▸ Instructions to follow
Keep only those lines of the records that include the string "with".
········
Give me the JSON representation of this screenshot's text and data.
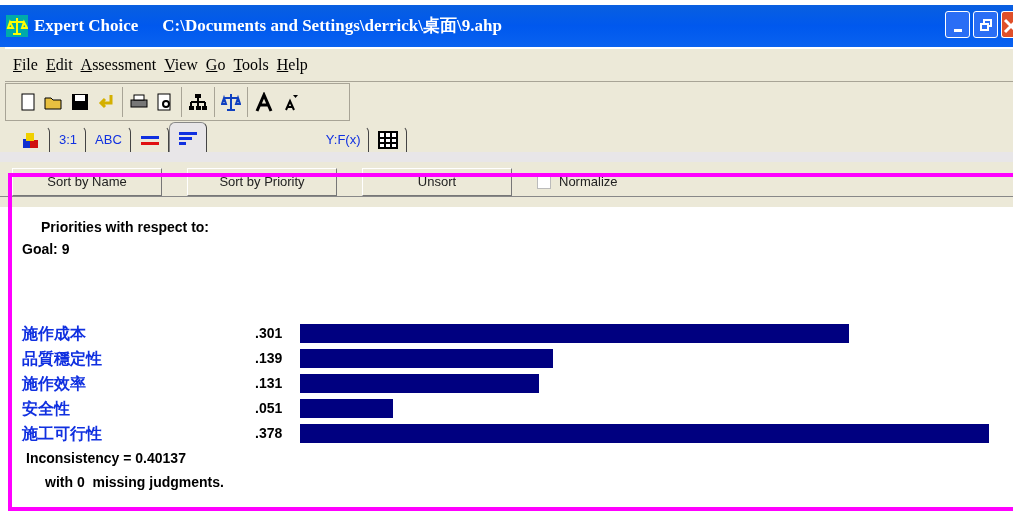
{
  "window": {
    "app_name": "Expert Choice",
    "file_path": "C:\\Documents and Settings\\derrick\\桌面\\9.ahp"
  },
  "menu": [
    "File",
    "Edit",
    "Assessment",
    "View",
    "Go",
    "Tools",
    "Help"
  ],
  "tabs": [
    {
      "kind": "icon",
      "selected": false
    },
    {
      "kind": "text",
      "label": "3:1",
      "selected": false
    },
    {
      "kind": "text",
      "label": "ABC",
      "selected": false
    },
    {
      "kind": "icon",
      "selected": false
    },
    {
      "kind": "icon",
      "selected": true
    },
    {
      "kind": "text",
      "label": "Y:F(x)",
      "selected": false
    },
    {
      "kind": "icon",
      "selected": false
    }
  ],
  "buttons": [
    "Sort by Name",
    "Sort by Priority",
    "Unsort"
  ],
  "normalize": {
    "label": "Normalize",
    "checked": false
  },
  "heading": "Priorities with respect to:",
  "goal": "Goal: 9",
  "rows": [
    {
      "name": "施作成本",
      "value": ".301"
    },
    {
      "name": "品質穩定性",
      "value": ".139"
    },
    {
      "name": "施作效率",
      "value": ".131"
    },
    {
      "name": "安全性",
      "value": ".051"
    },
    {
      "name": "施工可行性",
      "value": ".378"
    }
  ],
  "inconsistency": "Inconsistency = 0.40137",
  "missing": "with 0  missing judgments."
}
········
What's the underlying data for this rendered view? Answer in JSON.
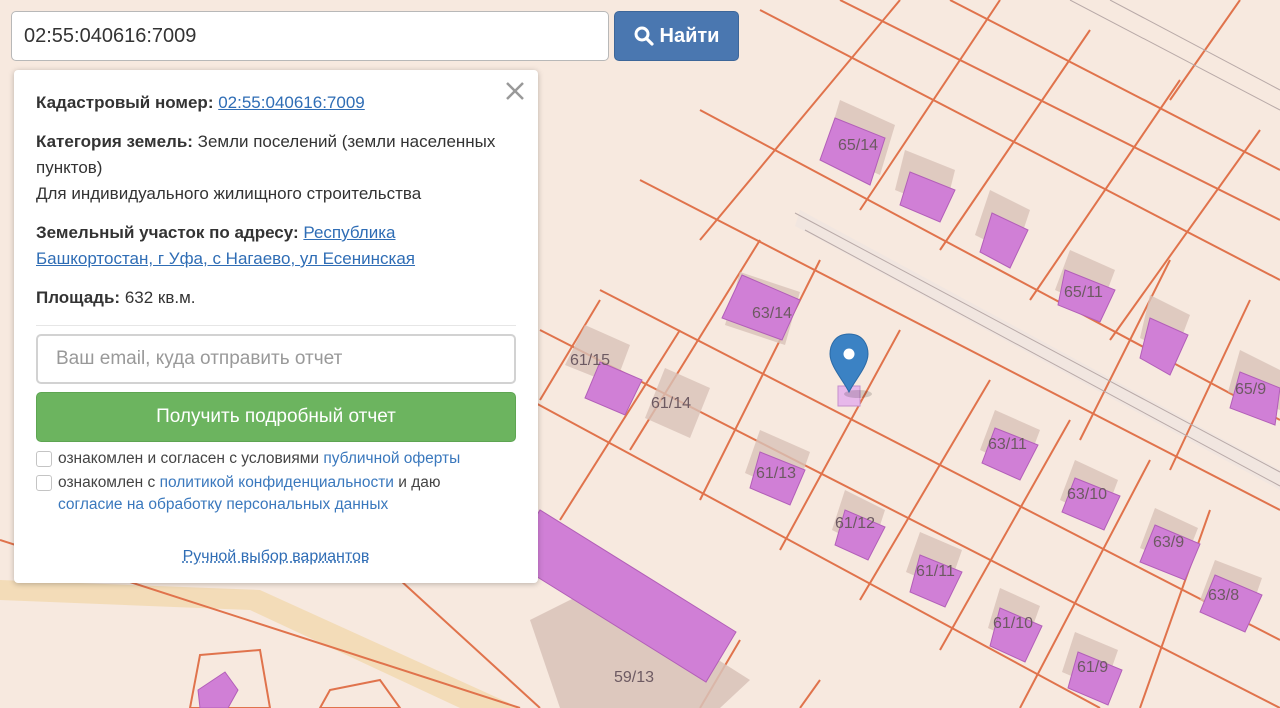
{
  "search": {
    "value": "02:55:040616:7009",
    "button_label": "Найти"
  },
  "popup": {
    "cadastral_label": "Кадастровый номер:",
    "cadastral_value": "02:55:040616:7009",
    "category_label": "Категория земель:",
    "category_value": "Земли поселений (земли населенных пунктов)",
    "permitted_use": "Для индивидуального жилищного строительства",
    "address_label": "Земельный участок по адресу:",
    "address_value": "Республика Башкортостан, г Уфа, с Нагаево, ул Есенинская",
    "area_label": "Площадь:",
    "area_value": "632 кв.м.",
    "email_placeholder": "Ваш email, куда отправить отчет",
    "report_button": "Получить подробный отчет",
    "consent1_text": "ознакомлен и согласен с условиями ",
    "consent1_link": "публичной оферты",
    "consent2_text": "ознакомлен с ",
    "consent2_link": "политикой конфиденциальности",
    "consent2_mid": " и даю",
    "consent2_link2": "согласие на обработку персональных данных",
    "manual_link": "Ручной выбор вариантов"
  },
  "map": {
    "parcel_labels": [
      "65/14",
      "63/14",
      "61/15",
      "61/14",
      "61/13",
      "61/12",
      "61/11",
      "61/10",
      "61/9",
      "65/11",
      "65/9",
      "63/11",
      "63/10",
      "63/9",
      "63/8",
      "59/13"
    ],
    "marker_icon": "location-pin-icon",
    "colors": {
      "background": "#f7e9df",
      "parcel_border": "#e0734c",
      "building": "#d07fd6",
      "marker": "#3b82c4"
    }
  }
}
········
▸ Your solution
  "heading": "Priorities with respect to:",
  "missing": "with 0  missing judgments."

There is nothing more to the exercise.